2. Learners are responding in waves, each curve in the results is 7 days from peak to peak - this is the rhythm of learners completing courses in weeks. Learner behaviour, when shown in numbers, often makes interesting patterns.
3. Across all numbers of ‘days from enrolment to survey completion’ there are more learners saying ‘yes’ to applying learning than no or not sure - this is a positive, and reassuring, outcome.
4. The average timeframe from enrolment to completion (not shown) is around 36 days for a short course learner. The chart shows most responses in the same time window. This means application of learning is asked very close to the actual learning, so it’s not a measure of long-term impact (like Kirkpatrick wanted).
5. A lot of learners are stating that they are applying their learning very quickly - from 0-5 days, the numbers are high.
Design for immediate application
The data implies that immediate application of learning seems to be commonplace. So how can we design for it? For example; workplace based learning can include blending learning with work, bringing reflections from ‘reality’ into the course. Or sharing practical experiences from the office.
Or creating assessments that have meaningful application with employers and workers. This is only a first pass exploration of applying learning but it might help us consider how we consider the immediate vs longer-term application of learning for our learners during the design phase.
 Kirkpatrick’s model - https://educationaltechnology.net/kirkpatrick-model-four-levels-learning-evaluation
Next Issue’s Focus
The fourth issue of the Learning Design Bulletin will be appearing in December 2020 on the promotion of equality, diversity and inclusion through learning design and course creation. We’ll be considering how to support and influence the creation of teaching and learning that embeds and upholds principles of equality, diversity and representation, and consider the impact this might have.

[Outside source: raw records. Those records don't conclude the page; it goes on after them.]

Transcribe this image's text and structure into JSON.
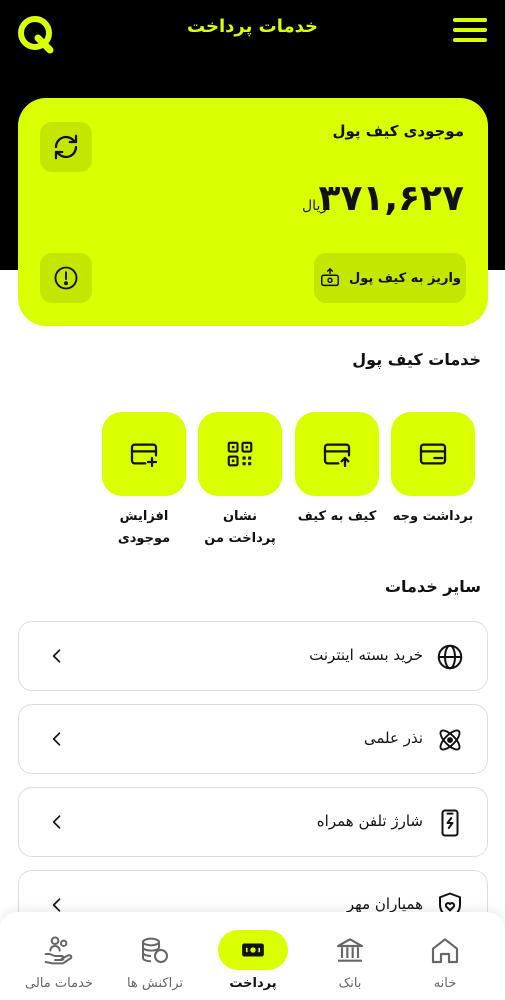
{
  "header": {
    "title": "خدمات پرداخت",
    "logo": "q-logo-icon",
    "menu_icon": "hamburger-menu-icon"
  },
  "wallet": {
    "title": "موجودی کیف پول",
    "amount": "۳۷۱,۶۲۷",
    "unit": "ریال",
    "deposit_label": "واریز به کیف پول",
    "refresh_icon": "refresh-icon",
    "info_icon": "info-icon"
  },
  "wallet_services": {
    "title": "خدمات کیف پول",
    "items": [
      {
        "label": "برداشت وجه",
        "icon": "card-minus-icon"
      },
      {
        "label": "کیف به کیف",
        "icon": "card-send-icon"
      },
      {
        "label": "نشان پرداخت من",
        "icon": "qr-code-icon"
      },
      {
        "label": "افزایش موجودی",
        "icon": "card-add-icon"
      }
    ]
  },
  "other_services": {
    "title": "سایر خدمات",
    "items": [
      {
        "label": "خرید بسته اینترنت",
        "icon": "globe-icon"
      },
      {
        "label": "نذر علمی",
        "icon": "atom-icon"
      },
      {
        "label": "شارژ تلفن همراه",
        "icon": "mobile-charge-icon"
      },
      {
        "label": "همیاران مهر",
        "icon": "shield-heart-icon"
      }
    ]
  },
  "nav": {
    "items": [
      {
        "label": "خانه",
        "icon": "home-icon"
      },
      {
        "label": "بانک",
        "icon": "bank-icon"
      },
      {
        "label": "پرداخت",
        "icon": "payment-icon"
      },
      {
        "label": "تراکنش ها",
        "icon": "coins-icon"
      },
      {
        "label": "خدمات مالی",
        "icon": "hand-people-icon"
      }
    ],
    "active_index": 2
  },
  "colors": {
    "accent": "#d9ff00",
    "accent_dark": "#c4e600",
    "background_dark": "#000000"
  }
}
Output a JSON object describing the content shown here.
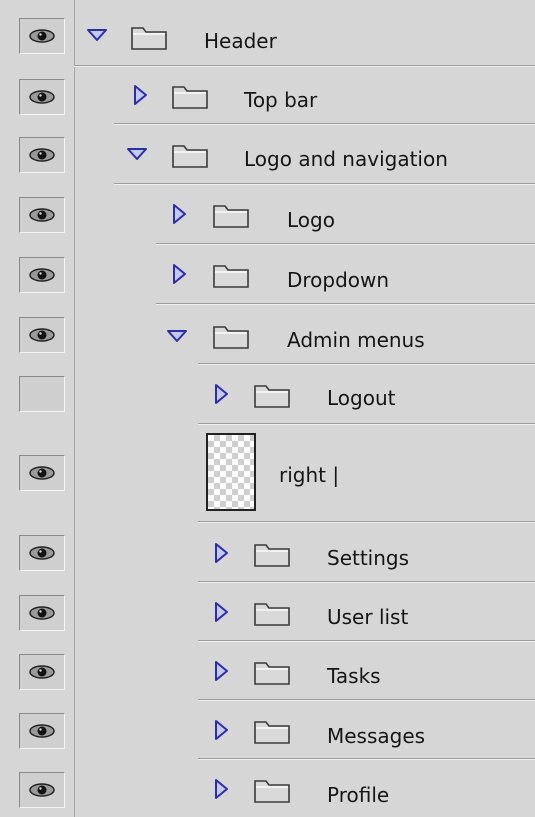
{
  "layers": [
    {
      "label": "Header",
      "visible": true,
      "type": "group",
      "expanded": true
    },
    {
      "label": "Top bar",
      "visible": true,
      "type": "group",
      "expanded": false
    },
    {
      "label": "Logo and navigation",
      "visible": true,
      "type": "group",
      "expanded": true
    },
    {
      "label": "Logo",
      "visible": true,
      "type": "group",
      "expanded": false
    },
    {
      "label": "Dropdown",
      "visible": true,
      "type": "group",
      "expanded": false
    },
    {
      "label": "Admin menus",
      "visible": true,
      "type": "group",
      "expanded": true
    },
    {
      "label": "Logout",
      "visible": false,
      "type": "group",
      "expanded": false
    },
    {
      "label": "right |",
      "visible": true,
      "type": "layer"
    },
    {
      "label": "Settings",
      "visible": true,
      "type": "group",
      "expanded": false
    },
    {
      "label": "User list",
      "visible": true,
      "type": "group",
      "expanded": false
    },
    {
      "label": "Tasks",
      "visible": true,
      "type": "group",
      "expanded": false
    },
    {
      "label": "Messages",
      "visible": true,
      "type": "group",
      "expanded": false
    },
    {
      "label": "Profile",
      "visible": true,
      "type": "group",
      "expanded": false
    }
  ],
  "colors": {
    "panel_bg": "#d6d6d6",
    "triangle_fill": "#c4c8f4",
    "triangle_stroke": "#2b2ea8",
    "folder_fill": "#d9d9d9"
  },
  "icons": {
    "visibility": "eye-icon",
    "expanded": "triangle-down-icon",
    "collapsed": "triangle-right-icon",
    "group": "folder-icon",
    "layer_thumbnail": "transparent-thumbnail-icon"
  }
}
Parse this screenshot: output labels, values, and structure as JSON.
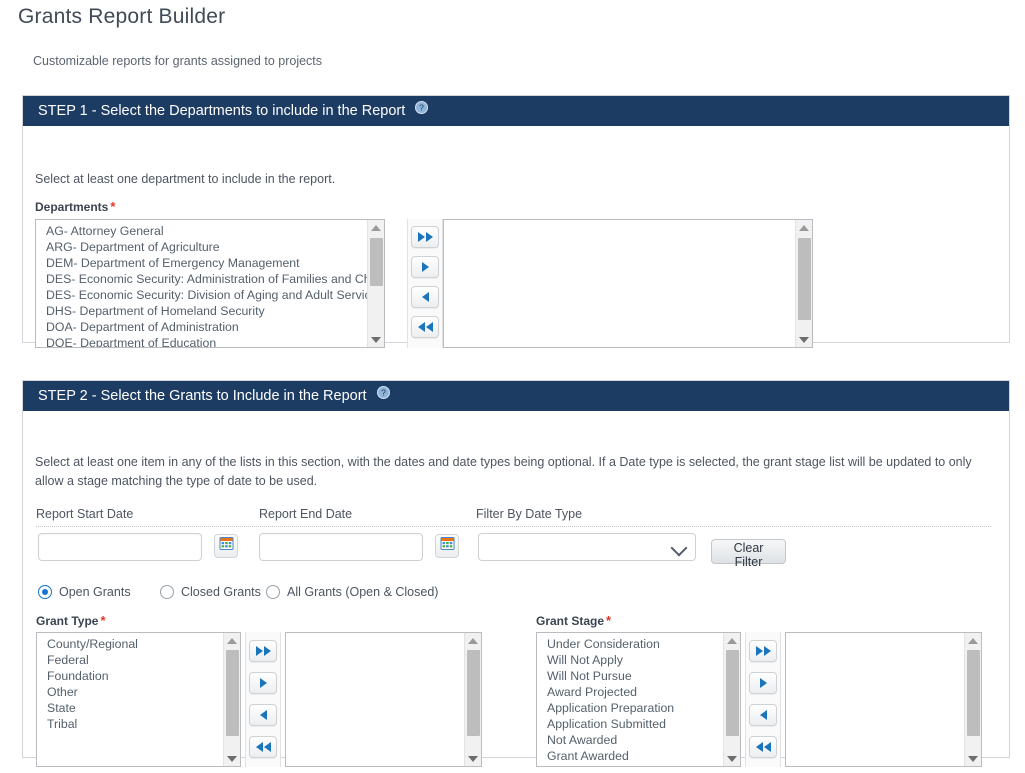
{
  "page": {
    "title": "Grants Report Builder",
    "subtitle": "Customizable reports for grants assigned to projects"
  },
  "step1": {
    "header": "STEP 1 - Select the Departments to include in the Report",
    "help_icon": "help-circle-icon",
    "instruction": "Select at least one department to include in the report.",
    "departments_label": "Departments",
    "required_marker": "*",
    "available": [
      "AG- Attorney General",
      "ARG- Department of Agriculture",
      "DEM- Department of Emergency Management",
      "DES- Economic Security: Administration of Families and Children",
      "DES- Economic Security: Division of Aging and Adult Services",
      "DHS- Department of Homeland Security",
      "DOA- Department of Administration",
      "DOE- Department of Education"
    ],
    "selected": [],
    "transfer_buttons": [
      {
        "name": "move-all-right",
        "icon": "double-chevron-right-icon"
      },
      {
        "name": "move-right",
        "icon": "chevron-right-icon"
      },
      {
        "name": "move-left",
        "icon": "chevron-left-icon"
      },
      {
        "name": "move-all-left",
        "icon": "double-chevron-left-icon"
      }
    ]
  },
  "step2": {
    "header": "STEP 2 - Select the Grants to Include in the Report",
    "help_icon": "help-circle-icon",
    "instruction": "Select at least one item in any of the lists in this section, with the dates and date types being optional. If a Date type is selected, the grant stage list will be updated to only allow a stage matching the type of date to be used.",
    "report_start_date": {
      "label": "Report Start Date",
      "value": "",
      "placeholder": "",
      "calendar_icon": "calendar-icon"
    },
    "report_end_date": {
      "label": "Report End Date",
      "value": "",
      "placeholder": "",
      "calendar_icon": "calendar-icon"
    },
    "filter_by_date_type": {
      "label": "Filter By Date Type",
      "value": "",
      "options": [
        ""
      ],
      "chevron_icon": "chevron-down-icon"
    },
    "clear_filter_label": "Clear Filter",
    "grant_status_options": [
      {
        "label": "Open Grants",
        "selected": true
      },
      {
        "label": "Closed Grants",
        "selected": false
      },
      {
        "label": "All Grants (Open & Closed)",
        "selected": false
      }
    ],
    "grant_type": {
      "label": "Grant Type",
      "required_marker": "*",
      "available": [
        "County/Regional",
        "Federal",
        "Foundation",
        "Other",
        "State",
        "Tribal"
      ],
      "selected": []
    },
    "grant_stage": {
      "label": "Grant Stage",
      "required_marker": "*",
      "available": [
        "Under Consideration",
        "Will Not Apply",
        "Will Not Pursue",
        "Award Projected",
        "Application Preparation",
        "Application Submitted",
        "Not Awarded",
        "Grant Awarded"
      ],
      "selected": []
    },
    "transfer_buttons": [
      {
        "name": "move-all-right",
        "icon": "double-chevron-right-icon"
      },
      {
        "name": "move-right",
        "icon": "chevron-right-icon"
      },
      {
        "name": "move-left",
        "icon": "chevron-left-icon"
      },
      {
        "name": "move-all-left",
        "icon": "double-chevron-left-icon"
      }
    ]
  },
  "colors": {
    "header_bar": "#1d3c64",
    "accent_blue": "#1b75bb",
    "required_red": "#e4352b",
    "radio_selected": "#1673d1"
  }
}
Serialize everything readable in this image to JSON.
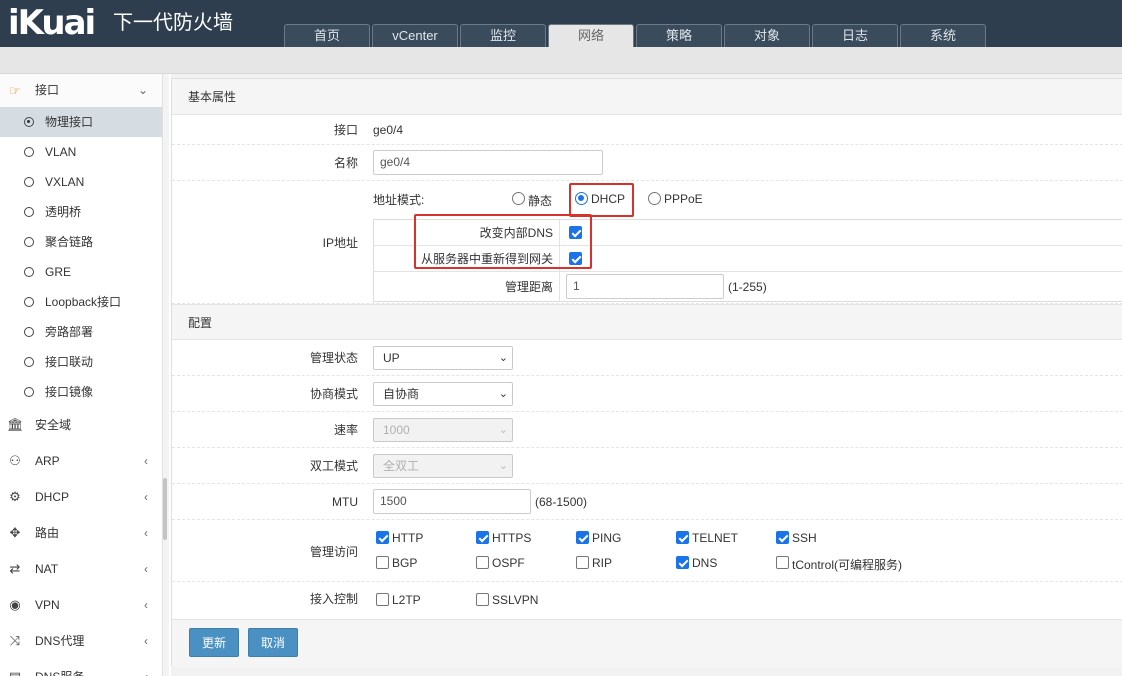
{
  "brand": {
    "logo": "iKuai",
    "subtitle": "下一代防火墙"
  },
  "nav": {
    "tabs": [
      {
        "label": "首页",
        "icon": "none"
      },
      {
        "label": "vCenter"
      },
      {
        "label": "监控"
      },
      {
        "label": "网络",
        "active": true
      },
      {
        "label": "策略"
      },
      {
        "label": "对象"
      },
      {
        "label": "日志"
      },
      {
        "label": "系统"
      }
    ]
  },
  "sidebar": {
    "head": {
      "label": "接口",
      "icon": "hand-pointer-icon"
    },
    "sub_items": [
      {
        "label": "物理接口",
        "active": true
      },
      {
        "label": "VLAN"
      },
      {
        "label": "VXLAN"
      },
      {
        "label": "透明桥"
      },
      {
        "label": "聚合链路"
      },
      {
        "label": "GRE"
      },
      {
        "label": "Loopback接口"
      },
      {
        "label": "旁路部署"
      },
      {
        "label": "接口联动"
      },
      {
        "label": "接口镜像"
      }
    ],
    "groups": [
      {
        "label": "安全域",
        "icon": "bank-icon",
        "glyph": "🏛"
      },
      {
        "label": "ARP",
        "icon": "person-icon",
        "glyph": "⚇"
      },
      {
        "label": "DHCP",
        "icon": "network-icon",
        "glyph": "⚙"
      },
      {
        "label": "路由",
        "icon": "move-icon",
        "glyph": "✥"
      },
      {
        "label": "NAT",
        "icon": "exchange-icon",
        "glyph": "⇄"
      },
      {
        "label": "VPN",
        "icon": "globe-icon",
        "glyph": "◉"
      },
      {
        "label": "DNS代理",
        "icon": "shuffle-icon",
        "glyph": "⤨"
      },
      {
        "label": "DNS服务",
        "icon": "server-icon",
        "glyph": "▤"
      }
    ]
  },
  "basic": {
    "section_title": "基本属性",
    "interface_label": "接口",
    "interface_value": "ge0/4",
    "name_label": "名称",
    "name_value": "ge0/4",
    "ip_label": "IP地址",
    "addr_mode_label": "地址模式:",
    "mode_static": "静态",
    "mode_dhcp": "DHCP",
    "mode_pppoe": "PPPoE",
    "selected_mode": "DHCP",
    "change_dns_label": "改变内部DNS",
    "change_dns_checked": true,
    "gateway_label": "从服务器中重新得到网关",
    "gateway_checked": true,
    "distance_label": "管理距离",
    "distance_value": "1",
    "distance_hint": "(1-255)"
  },
  "config": {
    "section_title": "配置",
    "admin_state_label": "管理状态",
    "admin_state_value": "UP",
    "negotiation_label": "协商模式",
    "negotiation_value": "自协商",
    "speed_label": "速率",
    "speed_value": "1000",
    "duplex_label": "双工模式",
    "duplex_value": "全双工",
    "mtu_label": "MTU",
    "mtu_value": "1500",
    "mtu_hint": "(68-1500)",
    "access_label": "管理访问",
    "access_options": [
      {
        "label": "HTTP",
        "checked": true
      },
      {
        "label": "HTTPS",
        "checked": true
      },
      {
        "label": "PING",
        "checked": true
      },
      {
        "label": "TELNET",
        "checked": true
      },
      {
        "label": "SSH",
        "checked": true
      },
      {
        "label": "BGP",
        "checked": false
      },
      {
        "label": "OSPF",
        "checked": false
      },
      {
        "label": "RIP",
        "checked": false
      },
      {
        "label": "DNS",
        "checked": true
      },
      {
        "label": "tControl(可编程服务)",
        "checked": false
      }
    ],
    "access_control_label": "接入控制",
    "access_control_options": [
      {
        "label": "L2TP",
        "checked": false
      },
      {
        "label": "SSLVPN",
        "checked": false
      }
    ]
  },
  "actions": {
    "update": "更新",
    "cancel": "取消"
  },
  "colors": {
    "topbar": "#2e3e4e",
    "accent": "#1a73e8",
    "highlight": "#d9312b",
    "button": "#4a90c2"
  }
}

As always we’ll showcase some examples from across the partnership, and share some insights from our data. If you have anything you’d like to contribute, a course that shines, or a question or idea, please get in touch.